Ukrainian President Volodymyr Zelensky said he would be willing to hold talks with Russia but rejected the Russian proposal for a meeting to be held in Belarus, a staging ground for Moscow's invasion of Ukraine.
“We’ve heard a lot of talk about a meeting between Ukraine and Russia that might end this war and bring the peace back to us. Quite often [Minsk] is mentioned as the place for these negotiations," Zelensky said in an address posted on the presidency website on Sunday morning.
"The location was not chosen by [Ukraine] nor by [Belarus]. It was chosen by the Russian leadership."
Belarus has played a key role in Russia's invasion of Ukraine. Russian troops invaded through the Belarus border with support from Belarus' government, according to Ukrainian officials. The Biden administration has sanctioned nine Belarusian defense firms for their support of the invasion.

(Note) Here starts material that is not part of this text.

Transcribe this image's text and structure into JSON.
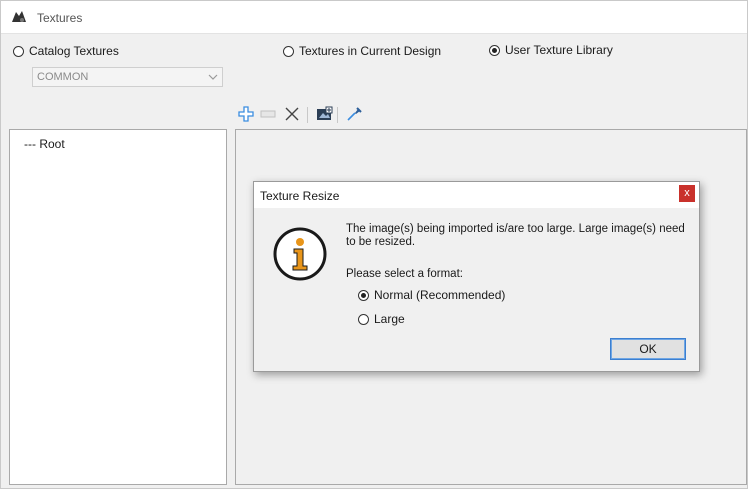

Addressing Belarus directly, Zelensky said: “If there were no aggressive actions from your territory, we could talk in Minsk, your city. When you were neutral, we talked in Minsk. That’s why we’re not talking in Minsk now."

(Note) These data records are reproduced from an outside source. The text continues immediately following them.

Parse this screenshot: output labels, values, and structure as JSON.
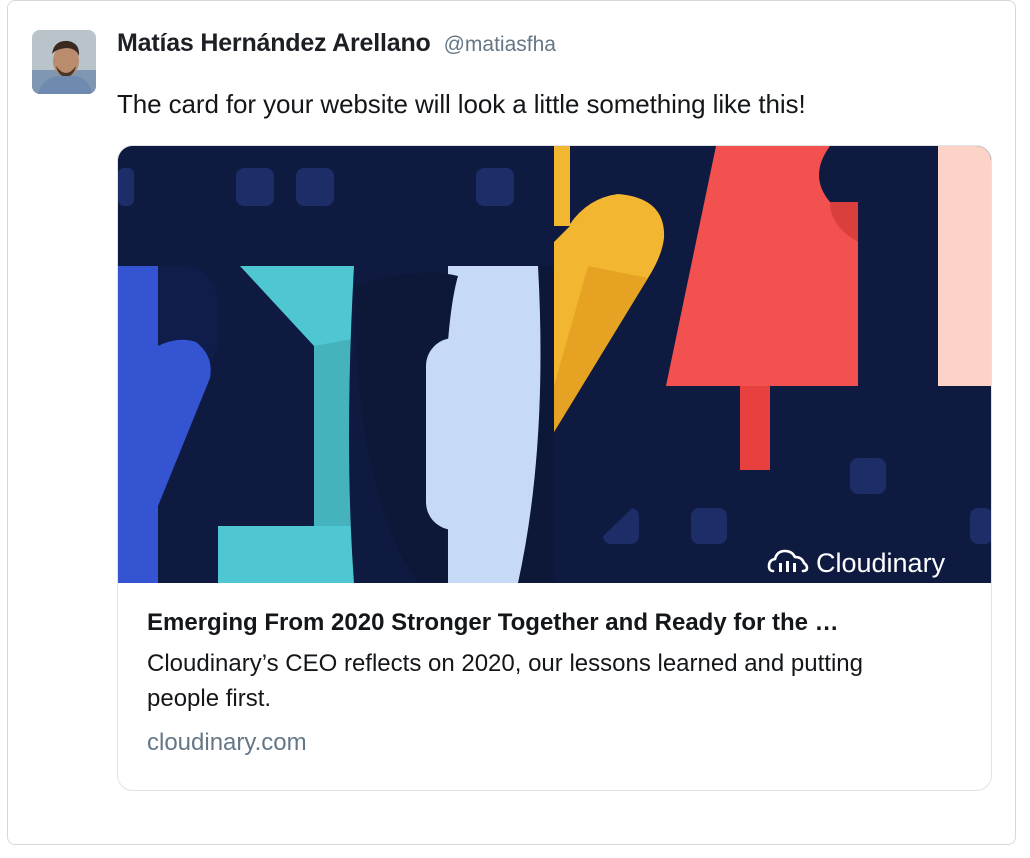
{
  "tweet": {
    "author_name": "Matías Hernández Arellano",
    "author_handle": "@matiasfha",
    "text": "The card for your website will look a little something like this!"
  },
  "card": {
    "image": {
      "logo_text": "Cloudinary",
      "digits": [
        "2",
        "0",
        "2",
        "1"
      ],
      "colors": {
        "background": "#0f1a40",
        "blue": "#3554d1",
        "teal": "#4ec7d3",
        "light_blue": "#c6d9f6",
        "yellow": "#f3b630",
        "red": "#f2514f",
        "peach": "#fcd3c6"
      }
    },
    "title": "Emerging From 2020 Stronger Together and Ready for the …",
    "description": "Cloudinary’s CEO reflects on 2020, our lessons learned and putting people first.",
    "domain": "cloudinary.com"
  },
  "icons": {
    "avatar": "profile-photo",
    "logo": "cloudinary-cloud-icon"
  }
}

In 2015, Ukrainian and Russian officials met in the Belarus capital to draw up the Minsk Agreements, which included a fragile ceasefire in two areas of Ukraine taken over by pro-Russian separatists the year before.
"Of course we want peace and want to meet. We want to end the war. Warsaw, Bratislava, Istanbul and Baku were offered to Russia. Any other cities are fine with us as long as there are no missiles flying from this country,” Zelensky said.